Heyke Kamerlingh Onnes
Date of Birth: 09/21/1853
Place of birth: Groningen
After high school K.-O. in 1870 he entered the University of Groningen, where he studied mathematics and physics. The degree of the candidate (approximately equivalent to a bachelor`s degree) he received in 1871. Three K.-O. semester He held at the University of Heidelberg (Germany), where his studies led by chemist Robert Bunsen and physicist Gustav Kirchhoff. In 1873 K.-O. He returned to Groningen. Six years later he brilliantly defended his doctoral thesis, in which he proposed a new proof of the Earth`s rotation.
From 1878 to 1882, K.-O. He lectured at the Polytechnic School (later transformed into the Technical University) Delft. Attention K.-O. attracted by the theory of gases Johannes van der Waals forces, which establishes the relationship between the pressure, temperature and volume. It allowed to take into account differences in the behavior of the real and ideal gases. While Van der Waals taught in Amsterdam, and K - O. entered into correspondence with him about the molecular theory.
In 1882, at the age of twenty-nine years, K.-O. He was appointed professor of experimental physics at Leiden University and became head of the physics laboratory of the university. In his inaugural lecture K.-O. He proclaimed the principle that strictly guided for forty-two years of his stay in the University of Leiden:. "Through measurement to knowledge" According K.-O., physical laboratory must produce quantitative measurements and to put quality experiments; theoretical descriptions should be supported by precise measurements made with astronomical precision.
According to the theory of corresponding states Van der Waals forces, all gases behave the same way if the pressure and temperature units are selected taking into account the weak attractive forces between molecules. K.-O. He believed that the study of the behavior of gases at low temperatures can provide important information to test the theory of corresponding states. To achieve the necessary low-temperature liquefied gases. K.-O. I chose the topic for his laboratory narrow area of ??cryogenics - the study of low-temperature effects. He built a large gas liquefaction plant to produce large quantities of low-temperature liquid - oxygen, nitrogen, and air. These fluids were needed to carry out experiments to study the properties of materials and achieve even lower temperatures. To prepare qualified assistants K.-O. in 1909 he opened a school for mechanics and glassblowers. Soon Leyden school graduates can be found in physics laboratories around the world. Laboratory K.-O. It has become a model for the research institutes of the XX century.
Although the Scottish scientist James Dewar was liquid hydrogen in 1898, only K.-O. It managed to establish production of liquid hydrogen in large quantities. His factory setting produced 4 liters of liquid hydrogen per hour. To create the installation took all the art produced K.-O. technicians: mechanics - to create pumps, blowers - for the manufacture of transparent vessels, through which the wall could observe the behavior of materials at low temperatures.
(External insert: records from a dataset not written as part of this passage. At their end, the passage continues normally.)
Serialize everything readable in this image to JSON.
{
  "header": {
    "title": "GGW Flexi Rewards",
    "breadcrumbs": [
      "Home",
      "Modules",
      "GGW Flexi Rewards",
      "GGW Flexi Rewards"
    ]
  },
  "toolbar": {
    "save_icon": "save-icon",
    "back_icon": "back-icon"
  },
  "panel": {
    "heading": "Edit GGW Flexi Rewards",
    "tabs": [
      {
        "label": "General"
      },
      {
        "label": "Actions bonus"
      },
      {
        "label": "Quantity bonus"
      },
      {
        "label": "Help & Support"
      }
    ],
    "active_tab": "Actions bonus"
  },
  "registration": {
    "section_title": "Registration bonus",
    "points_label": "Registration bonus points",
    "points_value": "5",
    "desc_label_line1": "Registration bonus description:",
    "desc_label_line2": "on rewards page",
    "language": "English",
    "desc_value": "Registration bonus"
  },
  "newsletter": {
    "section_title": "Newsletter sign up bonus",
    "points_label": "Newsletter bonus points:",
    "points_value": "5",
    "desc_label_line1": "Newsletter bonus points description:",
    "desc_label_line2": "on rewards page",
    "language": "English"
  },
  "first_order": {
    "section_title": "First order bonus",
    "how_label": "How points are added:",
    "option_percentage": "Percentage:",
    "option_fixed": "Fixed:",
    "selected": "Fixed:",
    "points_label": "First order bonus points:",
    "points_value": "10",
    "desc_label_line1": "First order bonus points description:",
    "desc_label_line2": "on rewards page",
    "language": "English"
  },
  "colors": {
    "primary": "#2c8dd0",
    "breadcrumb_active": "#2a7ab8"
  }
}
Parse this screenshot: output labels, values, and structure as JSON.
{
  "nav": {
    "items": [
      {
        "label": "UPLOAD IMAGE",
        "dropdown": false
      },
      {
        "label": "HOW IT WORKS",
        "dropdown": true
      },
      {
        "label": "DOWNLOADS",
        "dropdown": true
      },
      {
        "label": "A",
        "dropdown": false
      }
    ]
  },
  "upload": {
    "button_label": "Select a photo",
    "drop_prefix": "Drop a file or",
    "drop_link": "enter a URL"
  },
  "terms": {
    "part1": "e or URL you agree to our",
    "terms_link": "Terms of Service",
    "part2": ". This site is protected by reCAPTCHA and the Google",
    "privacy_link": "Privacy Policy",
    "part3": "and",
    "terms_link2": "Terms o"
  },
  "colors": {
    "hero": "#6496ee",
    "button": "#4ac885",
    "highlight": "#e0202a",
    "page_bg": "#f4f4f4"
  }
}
Two years later K.-O. for the first time managed to obtain liquid helium at a temperature of only 4